Data about app and page elements
-- Opening Marker --
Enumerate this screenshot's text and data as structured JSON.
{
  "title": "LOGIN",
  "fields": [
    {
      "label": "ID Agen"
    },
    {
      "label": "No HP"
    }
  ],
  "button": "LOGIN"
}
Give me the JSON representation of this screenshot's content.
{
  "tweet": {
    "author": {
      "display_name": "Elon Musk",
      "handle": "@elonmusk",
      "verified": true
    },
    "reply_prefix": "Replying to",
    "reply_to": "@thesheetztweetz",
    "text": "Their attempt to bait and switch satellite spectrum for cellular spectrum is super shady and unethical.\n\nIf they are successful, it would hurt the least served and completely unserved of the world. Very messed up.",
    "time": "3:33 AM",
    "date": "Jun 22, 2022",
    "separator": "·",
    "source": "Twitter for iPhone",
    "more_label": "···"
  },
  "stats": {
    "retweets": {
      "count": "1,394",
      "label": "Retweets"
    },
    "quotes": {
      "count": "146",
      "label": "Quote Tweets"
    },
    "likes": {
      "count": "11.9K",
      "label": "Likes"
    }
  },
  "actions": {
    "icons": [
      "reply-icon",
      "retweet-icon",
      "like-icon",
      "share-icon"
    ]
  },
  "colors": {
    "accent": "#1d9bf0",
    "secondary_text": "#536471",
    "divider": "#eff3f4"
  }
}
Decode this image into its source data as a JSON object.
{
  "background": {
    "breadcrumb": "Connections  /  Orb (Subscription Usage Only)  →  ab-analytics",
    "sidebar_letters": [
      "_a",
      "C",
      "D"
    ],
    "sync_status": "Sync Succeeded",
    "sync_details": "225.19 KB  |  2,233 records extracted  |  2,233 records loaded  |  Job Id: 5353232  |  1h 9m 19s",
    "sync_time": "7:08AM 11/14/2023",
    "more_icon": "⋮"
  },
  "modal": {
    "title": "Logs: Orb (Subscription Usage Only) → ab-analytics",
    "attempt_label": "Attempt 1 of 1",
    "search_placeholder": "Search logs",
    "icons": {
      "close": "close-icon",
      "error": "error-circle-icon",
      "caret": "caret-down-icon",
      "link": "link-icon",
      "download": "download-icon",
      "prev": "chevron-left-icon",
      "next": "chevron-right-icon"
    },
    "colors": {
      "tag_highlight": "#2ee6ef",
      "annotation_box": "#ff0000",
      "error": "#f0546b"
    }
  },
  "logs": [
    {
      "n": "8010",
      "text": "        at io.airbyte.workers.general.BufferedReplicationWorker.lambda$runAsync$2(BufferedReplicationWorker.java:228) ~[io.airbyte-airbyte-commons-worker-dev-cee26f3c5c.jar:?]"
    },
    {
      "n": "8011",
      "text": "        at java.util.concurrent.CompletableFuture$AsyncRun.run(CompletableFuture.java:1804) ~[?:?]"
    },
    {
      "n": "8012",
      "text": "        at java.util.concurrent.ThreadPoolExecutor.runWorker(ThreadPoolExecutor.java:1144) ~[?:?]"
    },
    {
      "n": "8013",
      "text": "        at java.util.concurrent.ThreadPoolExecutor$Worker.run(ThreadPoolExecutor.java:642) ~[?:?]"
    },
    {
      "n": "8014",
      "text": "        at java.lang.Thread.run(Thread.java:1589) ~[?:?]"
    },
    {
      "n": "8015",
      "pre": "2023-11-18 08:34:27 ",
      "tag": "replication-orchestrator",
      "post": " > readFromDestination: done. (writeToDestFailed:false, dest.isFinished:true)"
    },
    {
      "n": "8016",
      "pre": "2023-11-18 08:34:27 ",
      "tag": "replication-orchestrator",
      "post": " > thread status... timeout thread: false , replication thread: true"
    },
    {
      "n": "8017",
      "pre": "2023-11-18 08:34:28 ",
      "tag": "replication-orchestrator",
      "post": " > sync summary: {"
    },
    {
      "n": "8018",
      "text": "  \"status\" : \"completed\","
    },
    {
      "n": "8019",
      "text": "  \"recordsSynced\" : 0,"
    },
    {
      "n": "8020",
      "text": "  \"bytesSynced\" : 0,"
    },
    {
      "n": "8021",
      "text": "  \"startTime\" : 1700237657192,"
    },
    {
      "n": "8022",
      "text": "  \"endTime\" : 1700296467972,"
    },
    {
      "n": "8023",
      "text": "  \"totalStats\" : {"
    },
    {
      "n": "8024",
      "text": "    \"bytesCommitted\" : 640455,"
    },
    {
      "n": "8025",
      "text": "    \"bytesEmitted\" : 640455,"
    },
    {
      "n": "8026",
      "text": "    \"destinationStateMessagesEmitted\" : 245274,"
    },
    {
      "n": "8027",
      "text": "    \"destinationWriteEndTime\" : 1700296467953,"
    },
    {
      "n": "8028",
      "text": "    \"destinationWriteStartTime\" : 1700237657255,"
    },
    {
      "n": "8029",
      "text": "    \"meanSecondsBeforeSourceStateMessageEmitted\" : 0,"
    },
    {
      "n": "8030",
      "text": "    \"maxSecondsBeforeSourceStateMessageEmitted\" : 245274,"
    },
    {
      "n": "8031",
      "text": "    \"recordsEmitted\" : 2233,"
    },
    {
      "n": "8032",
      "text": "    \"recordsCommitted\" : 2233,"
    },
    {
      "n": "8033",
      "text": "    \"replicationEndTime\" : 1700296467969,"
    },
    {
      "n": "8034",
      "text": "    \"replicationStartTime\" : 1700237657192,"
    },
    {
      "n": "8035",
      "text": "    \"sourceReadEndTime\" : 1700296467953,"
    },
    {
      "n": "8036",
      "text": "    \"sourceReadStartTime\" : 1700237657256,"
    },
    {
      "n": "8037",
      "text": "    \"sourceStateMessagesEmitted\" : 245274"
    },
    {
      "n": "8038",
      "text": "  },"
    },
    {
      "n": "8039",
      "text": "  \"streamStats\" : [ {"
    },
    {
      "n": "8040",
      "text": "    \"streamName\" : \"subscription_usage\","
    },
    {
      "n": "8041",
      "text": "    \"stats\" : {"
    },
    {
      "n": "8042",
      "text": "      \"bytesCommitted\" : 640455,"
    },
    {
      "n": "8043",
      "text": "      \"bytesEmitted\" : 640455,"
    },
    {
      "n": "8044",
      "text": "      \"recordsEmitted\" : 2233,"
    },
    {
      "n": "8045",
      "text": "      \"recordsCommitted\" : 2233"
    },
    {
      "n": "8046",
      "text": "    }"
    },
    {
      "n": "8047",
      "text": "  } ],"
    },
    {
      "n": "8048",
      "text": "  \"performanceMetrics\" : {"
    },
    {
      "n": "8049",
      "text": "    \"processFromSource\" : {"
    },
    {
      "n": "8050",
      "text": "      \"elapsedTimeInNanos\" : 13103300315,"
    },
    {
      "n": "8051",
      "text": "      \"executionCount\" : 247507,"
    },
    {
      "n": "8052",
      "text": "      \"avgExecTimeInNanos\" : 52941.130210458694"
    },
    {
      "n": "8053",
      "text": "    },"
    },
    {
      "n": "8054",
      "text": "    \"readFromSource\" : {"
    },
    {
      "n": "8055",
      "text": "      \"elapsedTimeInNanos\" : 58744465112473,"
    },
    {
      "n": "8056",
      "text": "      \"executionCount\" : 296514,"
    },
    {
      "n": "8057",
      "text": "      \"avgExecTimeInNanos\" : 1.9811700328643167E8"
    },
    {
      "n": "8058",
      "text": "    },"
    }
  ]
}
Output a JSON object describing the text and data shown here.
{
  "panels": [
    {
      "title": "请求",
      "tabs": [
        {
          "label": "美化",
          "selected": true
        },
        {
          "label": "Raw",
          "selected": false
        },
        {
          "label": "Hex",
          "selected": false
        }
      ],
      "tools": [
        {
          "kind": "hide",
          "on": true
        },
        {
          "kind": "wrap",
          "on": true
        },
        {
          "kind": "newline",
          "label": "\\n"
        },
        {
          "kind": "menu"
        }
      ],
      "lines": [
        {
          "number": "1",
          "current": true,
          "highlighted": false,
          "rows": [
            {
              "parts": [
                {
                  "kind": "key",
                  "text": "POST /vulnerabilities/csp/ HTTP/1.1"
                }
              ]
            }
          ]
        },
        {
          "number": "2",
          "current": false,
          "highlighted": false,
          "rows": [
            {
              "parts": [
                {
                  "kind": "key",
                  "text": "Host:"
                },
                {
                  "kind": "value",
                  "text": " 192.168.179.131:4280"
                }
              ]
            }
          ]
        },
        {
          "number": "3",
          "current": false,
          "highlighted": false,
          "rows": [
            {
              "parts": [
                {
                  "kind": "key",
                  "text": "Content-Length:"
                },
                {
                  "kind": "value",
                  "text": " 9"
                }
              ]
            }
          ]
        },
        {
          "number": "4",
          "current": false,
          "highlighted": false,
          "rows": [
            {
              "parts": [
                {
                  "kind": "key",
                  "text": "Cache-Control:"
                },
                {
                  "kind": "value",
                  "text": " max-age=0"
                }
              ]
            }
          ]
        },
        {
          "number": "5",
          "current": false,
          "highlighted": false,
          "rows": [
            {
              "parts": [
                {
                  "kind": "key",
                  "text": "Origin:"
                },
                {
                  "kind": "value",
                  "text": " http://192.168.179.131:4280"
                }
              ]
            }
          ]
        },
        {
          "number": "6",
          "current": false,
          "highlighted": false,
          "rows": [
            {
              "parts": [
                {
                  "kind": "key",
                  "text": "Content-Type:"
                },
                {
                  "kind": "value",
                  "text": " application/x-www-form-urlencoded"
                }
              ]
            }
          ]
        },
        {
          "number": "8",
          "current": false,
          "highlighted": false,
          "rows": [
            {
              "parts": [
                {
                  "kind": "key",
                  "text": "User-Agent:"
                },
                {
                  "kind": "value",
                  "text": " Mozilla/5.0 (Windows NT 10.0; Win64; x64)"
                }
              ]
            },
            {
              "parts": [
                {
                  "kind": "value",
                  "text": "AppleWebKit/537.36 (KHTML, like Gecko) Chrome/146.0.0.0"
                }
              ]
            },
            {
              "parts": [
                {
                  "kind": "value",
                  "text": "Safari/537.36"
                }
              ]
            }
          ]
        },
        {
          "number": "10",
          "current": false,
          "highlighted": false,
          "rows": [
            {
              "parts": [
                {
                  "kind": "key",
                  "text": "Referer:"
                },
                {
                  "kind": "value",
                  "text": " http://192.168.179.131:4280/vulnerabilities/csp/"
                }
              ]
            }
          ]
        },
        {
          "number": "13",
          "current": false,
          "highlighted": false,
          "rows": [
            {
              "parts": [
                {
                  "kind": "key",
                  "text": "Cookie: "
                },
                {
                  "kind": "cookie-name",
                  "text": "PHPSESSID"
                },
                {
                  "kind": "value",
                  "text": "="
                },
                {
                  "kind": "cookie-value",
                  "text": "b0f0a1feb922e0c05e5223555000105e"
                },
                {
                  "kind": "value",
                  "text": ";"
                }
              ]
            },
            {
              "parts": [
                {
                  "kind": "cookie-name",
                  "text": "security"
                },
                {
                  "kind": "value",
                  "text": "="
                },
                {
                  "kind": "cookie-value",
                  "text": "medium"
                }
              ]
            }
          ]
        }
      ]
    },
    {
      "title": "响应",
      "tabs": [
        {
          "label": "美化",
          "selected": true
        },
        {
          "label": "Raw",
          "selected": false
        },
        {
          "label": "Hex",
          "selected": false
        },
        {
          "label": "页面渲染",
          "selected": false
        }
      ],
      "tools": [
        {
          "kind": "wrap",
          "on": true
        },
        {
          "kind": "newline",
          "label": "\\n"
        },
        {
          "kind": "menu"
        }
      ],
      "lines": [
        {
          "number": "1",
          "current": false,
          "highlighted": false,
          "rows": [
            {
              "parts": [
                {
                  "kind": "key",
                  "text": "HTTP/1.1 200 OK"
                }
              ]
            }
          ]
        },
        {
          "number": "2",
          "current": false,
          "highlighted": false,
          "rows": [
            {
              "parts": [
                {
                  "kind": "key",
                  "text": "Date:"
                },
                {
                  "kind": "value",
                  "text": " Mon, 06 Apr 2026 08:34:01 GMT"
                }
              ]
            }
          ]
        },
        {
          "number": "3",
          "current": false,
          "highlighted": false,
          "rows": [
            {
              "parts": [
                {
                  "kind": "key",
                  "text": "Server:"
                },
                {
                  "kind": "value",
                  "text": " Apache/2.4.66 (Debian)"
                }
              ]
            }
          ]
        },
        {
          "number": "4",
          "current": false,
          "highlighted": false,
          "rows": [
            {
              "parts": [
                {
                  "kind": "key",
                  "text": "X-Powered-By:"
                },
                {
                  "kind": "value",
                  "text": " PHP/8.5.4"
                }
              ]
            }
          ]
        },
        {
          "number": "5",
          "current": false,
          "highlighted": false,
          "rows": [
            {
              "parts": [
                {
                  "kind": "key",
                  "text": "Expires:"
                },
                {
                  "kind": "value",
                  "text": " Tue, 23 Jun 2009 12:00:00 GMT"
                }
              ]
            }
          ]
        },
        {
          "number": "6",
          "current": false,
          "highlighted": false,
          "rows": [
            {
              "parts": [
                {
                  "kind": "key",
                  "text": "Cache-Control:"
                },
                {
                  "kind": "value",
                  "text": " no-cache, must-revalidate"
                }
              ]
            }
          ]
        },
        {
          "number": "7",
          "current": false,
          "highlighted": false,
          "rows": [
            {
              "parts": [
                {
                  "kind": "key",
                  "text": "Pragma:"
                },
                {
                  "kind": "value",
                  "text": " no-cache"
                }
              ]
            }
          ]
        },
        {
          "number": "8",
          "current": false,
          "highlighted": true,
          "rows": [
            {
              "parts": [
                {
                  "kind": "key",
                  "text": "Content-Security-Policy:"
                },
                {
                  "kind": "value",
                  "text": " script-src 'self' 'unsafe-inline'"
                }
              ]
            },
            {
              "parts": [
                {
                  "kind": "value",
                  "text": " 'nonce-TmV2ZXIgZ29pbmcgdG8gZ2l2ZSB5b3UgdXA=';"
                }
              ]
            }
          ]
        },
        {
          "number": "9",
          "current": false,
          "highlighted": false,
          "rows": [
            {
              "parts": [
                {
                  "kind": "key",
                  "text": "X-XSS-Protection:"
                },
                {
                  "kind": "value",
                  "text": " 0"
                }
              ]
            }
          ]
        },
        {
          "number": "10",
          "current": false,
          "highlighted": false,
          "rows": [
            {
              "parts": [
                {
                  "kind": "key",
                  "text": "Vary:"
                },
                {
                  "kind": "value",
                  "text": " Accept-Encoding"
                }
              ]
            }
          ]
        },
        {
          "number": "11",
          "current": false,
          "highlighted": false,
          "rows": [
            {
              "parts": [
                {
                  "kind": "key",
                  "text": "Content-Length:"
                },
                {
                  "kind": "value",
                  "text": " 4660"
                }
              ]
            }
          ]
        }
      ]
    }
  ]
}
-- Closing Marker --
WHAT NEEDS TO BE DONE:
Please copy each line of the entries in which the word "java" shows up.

EXERCISE RESULT:
      "text": "        at io.airbyte.workers.general.BufferedReplicationWorker.lambda$runAsync$2(BufferedReplicationWorker.java:228) ~[io.airbyte-airbyte-commons-worker-dev-cee26f3c5c.jar:?]"
      "text": "        at java.util.concurrent.CompletableFuture$AsyncRun.run(CompletableFuture.java:1804) ~[?:?]"
      "text": "        at java.util.concurrent.ThreadPoolExecutor.runWorker(ThreadPoolExecutor.java:1144) ~[?:?]"
      "text": "        at java.util.concurrent.ThreadPoolExecutor$Worker.run(ThreadPoolExecutor.java:642) ~[?:?]"
      "text": "        at java.lang.Thread.run(Thread.java:1589) ~[?:?]"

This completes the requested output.